Starters must step up while Sabathia mends
It was not that long ago that Yankees manager Joe Girardi spoke of CC Sabathia’s value during a stretch run because of all the pitchers on the staff, especially in the rotation, he had by far the most experience with dealing with the pressure of that time of the season.
There is a good chance now, however, that Sabathia’s presence as the Yankees head into September will be nothing more than as a consultant or cheerleader. The 6-foot-7 lefthander was placed on the 15-day disabled list Monday because of inflammation in his right knee that cut short his start Sunday to 2 2/3 innings in an eventual loss to the Indians that knocked the Yankees out of first place in the American League East when the Blue Jays bounced back from a 5-1, first-inning deficit to beat the Angels, 12-5.
Sabathia sounded confident that he would be able to pitch again this season, but the reality is that he has pitched all season on a damaged knee that has undergone two surgeries and finally gave out after two drainings and a cortisone injection over the past two months.
What this does to Girardi’s plans of using a six-man rotation to give an extra day’s rest to his starters is to scrap them. “We will not need a sixth starter every turn through the rotation,” Girardi said.
The Yankees re-signed lefthander Chris Capuano to a major-league contract after his third designation for assignment over the past four weeks. The lefthander could be used as a spot starter at certain junctures.
Adam Warren, who began the season in the rotation but has done a splendid job in late-innings relief, will remain in the bullpen. So, too, will Bryan Mitchell, who is scheduled to pitch a simulated game Tuesday in his first time back on the mound since Aug. 17 when he sustained a broken nose after being struck in the face by a line drive off the bat of the Twins’ Eduardo Nunez.
Girardi credited Sabathia, who has a 4-9 record and 5.27 ERA, with gutting his way through 24 starts this season with that knee.
“He is a real competitor and was extremely gutsy,” Girardi said. “He took the ball every fifth or sixth day and gave us everything he had. Now the other guys are going to have to step up.”
The stepping up had to begin Monday night with Nathan Eovaldi taking an eight-game winning streak against an Astros club that is leading the AL West by four games and just won three games in a row against the Dodgers, including victories over Zack Greinke and Clayton Kershaw in the last two games.
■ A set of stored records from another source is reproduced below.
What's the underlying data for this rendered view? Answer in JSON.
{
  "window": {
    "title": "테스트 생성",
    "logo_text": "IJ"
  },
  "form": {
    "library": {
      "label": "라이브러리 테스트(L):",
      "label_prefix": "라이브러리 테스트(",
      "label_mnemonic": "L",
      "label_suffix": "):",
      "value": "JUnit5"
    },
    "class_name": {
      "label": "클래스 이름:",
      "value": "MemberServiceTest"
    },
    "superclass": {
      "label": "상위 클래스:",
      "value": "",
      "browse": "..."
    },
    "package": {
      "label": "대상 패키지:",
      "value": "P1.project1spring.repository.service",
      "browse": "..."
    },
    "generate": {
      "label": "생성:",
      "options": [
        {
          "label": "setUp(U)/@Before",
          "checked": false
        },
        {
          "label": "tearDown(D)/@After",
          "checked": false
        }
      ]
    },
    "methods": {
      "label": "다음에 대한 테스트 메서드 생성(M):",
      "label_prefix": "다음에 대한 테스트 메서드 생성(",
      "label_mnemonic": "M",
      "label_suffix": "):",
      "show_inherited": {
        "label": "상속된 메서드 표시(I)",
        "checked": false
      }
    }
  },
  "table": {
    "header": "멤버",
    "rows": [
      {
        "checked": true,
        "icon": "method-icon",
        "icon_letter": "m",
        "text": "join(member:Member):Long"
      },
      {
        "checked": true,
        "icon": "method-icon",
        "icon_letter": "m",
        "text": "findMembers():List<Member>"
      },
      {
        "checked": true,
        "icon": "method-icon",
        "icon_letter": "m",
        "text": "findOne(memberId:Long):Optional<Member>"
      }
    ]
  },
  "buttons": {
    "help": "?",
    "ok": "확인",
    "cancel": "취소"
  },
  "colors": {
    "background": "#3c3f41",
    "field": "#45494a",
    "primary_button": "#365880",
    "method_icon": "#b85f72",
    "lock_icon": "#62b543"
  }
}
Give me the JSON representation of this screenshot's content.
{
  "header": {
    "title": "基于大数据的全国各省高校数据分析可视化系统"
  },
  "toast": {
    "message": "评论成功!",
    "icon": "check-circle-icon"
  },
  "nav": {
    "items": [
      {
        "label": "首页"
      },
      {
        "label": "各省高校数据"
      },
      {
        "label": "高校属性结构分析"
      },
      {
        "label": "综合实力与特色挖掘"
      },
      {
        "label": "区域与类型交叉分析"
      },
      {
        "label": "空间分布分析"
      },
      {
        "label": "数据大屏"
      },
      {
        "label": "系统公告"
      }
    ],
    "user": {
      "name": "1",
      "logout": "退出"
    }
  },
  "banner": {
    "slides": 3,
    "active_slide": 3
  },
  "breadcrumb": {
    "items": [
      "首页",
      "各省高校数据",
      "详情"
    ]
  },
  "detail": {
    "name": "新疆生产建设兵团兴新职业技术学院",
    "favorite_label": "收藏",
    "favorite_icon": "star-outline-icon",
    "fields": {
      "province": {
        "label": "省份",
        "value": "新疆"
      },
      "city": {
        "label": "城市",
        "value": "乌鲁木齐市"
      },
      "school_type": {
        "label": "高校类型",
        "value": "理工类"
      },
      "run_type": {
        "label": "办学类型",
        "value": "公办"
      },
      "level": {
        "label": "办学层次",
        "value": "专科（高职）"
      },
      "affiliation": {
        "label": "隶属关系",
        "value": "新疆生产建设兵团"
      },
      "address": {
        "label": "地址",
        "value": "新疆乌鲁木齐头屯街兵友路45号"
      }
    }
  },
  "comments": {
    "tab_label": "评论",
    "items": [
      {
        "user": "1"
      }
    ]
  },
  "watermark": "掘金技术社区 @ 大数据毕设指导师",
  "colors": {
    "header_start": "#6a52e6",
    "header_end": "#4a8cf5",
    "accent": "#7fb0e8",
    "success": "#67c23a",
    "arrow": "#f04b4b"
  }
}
Mark Teixeira, still hobbled by a bruised right shin, took batting practice for the first time since hurting the leg a week ago, and had no problems swinging the bat but is still unable to run at full strength. Teixeira said he could be available as a pinch hitter, but Girardi may wait to use Tex in the field until Friday night when the Yankees open a three-game series at Atlanta.
The set against the Braves and the second Subway Series Sept. 18-20 at Citi Field against the Mets present Girardi the question of whether to use Alex Rodriguez in the field in preparation for the possibility of the Yankees playing in the World Series.
A-Rod has been exclusively a designated hitter most of the year. He started two games at third base and one at first base but has played only two innings in the field (one at third, one at first) since April 27. Girardi said he has no plans to start Rodriguez in inter-league competition but added, “If we have to double switch in the National League ballparks, then all bets are off.”